**Task directions**: Copy out every line of the listing in which "price" appears.

**Materials provided**:
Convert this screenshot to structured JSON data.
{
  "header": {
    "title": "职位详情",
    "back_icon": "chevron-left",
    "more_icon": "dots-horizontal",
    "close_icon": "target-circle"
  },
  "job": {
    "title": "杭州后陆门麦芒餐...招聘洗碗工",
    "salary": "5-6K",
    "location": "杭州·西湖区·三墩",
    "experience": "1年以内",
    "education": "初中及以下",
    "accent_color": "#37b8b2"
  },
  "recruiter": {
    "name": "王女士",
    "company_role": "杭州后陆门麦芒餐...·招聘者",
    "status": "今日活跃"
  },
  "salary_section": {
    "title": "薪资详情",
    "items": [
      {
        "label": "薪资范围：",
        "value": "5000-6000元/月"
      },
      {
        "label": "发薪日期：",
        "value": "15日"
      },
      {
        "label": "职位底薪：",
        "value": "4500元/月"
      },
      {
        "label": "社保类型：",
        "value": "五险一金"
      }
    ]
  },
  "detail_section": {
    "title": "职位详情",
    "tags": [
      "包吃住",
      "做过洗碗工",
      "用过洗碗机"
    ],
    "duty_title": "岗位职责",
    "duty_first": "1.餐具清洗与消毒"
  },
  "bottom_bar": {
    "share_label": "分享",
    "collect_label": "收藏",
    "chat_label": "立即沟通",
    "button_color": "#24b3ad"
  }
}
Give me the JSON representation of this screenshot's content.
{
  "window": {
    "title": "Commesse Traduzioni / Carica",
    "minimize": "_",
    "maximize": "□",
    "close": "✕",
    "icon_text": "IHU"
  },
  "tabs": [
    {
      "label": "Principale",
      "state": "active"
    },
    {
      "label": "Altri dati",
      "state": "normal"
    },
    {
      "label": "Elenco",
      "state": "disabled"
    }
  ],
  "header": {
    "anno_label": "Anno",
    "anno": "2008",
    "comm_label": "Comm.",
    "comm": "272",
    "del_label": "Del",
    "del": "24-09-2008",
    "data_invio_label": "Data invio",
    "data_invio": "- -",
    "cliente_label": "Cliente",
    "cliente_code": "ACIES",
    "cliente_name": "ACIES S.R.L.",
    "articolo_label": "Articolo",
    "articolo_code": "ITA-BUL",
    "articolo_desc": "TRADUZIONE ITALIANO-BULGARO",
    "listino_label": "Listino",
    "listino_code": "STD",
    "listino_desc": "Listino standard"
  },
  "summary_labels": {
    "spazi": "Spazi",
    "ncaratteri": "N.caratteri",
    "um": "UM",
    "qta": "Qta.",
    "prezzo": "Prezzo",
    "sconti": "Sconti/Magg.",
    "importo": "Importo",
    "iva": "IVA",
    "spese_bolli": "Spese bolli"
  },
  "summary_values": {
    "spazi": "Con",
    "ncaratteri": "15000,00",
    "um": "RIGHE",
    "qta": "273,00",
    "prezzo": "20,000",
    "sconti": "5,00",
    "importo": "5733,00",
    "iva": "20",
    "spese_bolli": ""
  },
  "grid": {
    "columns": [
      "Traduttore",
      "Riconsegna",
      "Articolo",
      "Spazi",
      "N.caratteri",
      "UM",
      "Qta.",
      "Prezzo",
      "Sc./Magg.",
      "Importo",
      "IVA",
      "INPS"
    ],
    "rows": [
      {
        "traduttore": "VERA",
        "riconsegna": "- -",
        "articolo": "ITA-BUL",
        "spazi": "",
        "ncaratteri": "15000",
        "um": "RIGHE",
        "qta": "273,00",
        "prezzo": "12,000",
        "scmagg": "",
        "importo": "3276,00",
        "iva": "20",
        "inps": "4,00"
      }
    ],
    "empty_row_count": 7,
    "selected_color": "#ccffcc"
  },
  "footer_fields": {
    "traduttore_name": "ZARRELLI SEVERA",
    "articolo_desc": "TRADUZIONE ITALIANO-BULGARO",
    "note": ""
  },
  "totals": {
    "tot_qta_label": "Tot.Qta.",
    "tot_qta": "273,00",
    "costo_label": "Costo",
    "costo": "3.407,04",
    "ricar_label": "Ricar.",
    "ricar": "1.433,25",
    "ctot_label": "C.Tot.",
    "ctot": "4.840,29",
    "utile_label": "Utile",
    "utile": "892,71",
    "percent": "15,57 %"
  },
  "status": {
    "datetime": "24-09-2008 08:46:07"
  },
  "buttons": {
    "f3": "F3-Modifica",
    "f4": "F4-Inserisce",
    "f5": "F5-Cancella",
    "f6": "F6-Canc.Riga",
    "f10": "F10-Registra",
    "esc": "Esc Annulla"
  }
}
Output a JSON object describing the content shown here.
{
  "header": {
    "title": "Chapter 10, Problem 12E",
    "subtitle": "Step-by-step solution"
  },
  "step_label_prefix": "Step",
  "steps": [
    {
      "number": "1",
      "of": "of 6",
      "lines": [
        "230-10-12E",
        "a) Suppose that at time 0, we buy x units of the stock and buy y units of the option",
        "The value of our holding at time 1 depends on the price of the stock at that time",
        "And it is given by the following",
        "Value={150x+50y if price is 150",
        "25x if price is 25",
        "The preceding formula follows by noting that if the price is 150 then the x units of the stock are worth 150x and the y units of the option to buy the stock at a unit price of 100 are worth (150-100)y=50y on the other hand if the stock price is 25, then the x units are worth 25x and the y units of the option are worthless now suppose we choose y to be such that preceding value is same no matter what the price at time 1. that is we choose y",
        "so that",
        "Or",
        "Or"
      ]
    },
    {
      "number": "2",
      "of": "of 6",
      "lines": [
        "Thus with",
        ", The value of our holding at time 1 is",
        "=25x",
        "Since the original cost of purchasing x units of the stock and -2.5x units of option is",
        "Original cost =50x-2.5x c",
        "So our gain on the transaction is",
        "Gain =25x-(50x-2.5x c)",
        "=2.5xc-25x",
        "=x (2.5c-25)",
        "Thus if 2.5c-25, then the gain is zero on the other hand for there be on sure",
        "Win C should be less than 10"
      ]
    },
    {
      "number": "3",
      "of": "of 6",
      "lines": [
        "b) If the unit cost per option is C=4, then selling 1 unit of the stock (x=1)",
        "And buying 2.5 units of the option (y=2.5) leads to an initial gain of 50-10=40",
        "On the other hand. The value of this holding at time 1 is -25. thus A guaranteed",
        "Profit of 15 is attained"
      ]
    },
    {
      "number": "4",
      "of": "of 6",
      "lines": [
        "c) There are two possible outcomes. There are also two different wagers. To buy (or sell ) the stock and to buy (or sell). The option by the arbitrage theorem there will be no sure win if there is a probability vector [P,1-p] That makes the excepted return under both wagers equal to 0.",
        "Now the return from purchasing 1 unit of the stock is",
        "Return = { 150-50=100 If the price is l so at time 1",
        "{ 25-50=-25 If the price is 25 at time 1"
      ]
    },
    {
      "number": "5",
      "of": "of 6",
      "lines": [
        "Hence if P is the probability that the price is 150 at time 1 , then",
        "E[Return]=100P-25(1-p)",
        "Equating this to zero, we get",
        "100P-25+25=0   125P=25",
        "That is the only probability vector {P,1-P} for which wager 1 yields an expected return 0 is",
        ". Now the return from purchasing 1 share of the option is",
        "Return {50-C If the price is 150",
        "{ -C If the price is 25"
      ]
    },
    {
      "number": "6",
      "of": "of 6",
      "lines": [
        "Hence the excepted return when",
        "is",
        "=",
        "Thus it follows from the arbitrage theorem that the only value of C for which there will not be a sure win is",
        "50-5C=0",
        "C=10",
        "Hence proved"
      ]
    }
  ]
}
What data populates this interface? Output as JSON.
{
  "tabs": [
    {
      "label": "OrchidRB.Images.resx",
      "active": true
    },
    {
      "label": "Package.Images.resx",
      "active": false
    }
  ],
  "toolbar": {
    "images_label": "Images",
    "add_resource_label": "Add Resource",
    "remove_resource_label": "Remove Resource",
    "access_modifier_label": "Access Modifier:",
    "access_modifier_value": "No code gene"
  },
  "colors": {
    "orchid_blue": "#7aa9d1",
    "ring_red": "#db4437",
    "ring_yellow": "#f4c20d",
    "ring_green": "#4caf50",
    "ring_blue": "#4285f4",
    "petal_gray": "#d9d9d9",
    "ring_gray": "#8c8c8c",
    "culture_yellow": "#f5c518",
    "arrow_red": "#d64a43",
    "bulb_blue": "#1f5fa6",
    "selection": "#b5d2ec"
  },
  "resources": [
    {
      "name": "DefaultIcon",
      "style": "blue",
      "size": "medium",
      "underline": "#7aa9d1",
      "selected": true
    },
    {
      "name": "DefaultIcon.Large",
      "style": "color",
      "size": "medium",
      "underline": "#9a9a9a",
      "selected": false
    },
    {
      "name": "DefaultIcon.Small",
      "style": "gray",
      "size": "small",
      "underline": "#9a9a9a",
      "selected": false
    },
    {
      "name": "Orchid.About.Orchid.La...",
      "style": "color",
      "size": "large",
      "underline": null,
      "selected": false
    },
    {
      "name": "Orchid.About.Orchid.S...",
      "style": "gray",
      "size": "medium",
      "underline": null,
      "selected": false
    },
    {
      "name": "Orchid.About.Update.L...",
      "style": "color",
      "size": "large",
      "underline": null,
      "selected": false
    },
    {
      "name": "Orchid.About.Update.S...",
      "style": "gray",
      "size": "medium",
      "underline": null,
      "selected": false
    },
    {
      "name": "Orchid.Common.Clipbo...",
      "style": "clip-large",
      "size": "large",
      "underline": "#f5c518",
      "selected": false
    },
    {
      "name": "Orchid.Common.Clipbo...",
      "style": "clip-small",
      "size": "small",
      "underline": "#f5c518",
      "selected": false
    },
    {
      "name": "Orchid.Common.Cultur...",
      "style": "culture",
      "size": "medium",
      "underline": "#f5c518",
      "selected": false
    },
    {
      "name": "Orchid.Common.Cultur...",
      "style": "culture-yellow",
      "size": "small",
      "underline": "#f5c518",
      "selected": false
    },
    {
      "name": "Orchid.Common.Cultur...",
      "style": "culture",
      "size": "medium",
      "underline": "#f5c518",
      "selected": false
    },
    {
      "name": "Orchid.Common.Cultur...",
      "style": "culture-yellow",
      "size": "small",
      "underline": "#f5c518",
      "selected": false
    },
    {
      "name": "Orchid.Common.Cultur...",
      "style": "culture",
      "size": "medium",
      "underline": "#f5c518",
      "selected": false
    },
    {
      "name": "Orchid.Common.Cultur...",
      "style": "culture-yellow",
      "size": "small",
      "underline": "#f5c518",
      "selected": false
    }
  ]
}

**Solution to the exercise**:
        "The value of our holding at time 1 depends on the price of the stock at that time",
        "Value={150x+50y if price is 150",
        "25x if price is 25",
        "The preceding formula follows by noting that if the price is 150 then the x units of the stock are worth 150x and the y units of the option to buy the stock at a unit price of 100 are worth (150-100)y=50y on the other hand if the stock price is 25, then the x units are worth 25x and the y units of the option are worthless now suppose we choose y to be such that preceding value is same no matter what the price at time 1. that is we choose y",
        "Return = { 150-50=100 If the price is l so at time 1",
        "{ 25-50=-25 If the price is 25 at time 1"
        "Hence if P is the probability that the price is 150 at time 1 , then",
        "Return {50-C If the price is 150",
        "{ -C If the price is 25"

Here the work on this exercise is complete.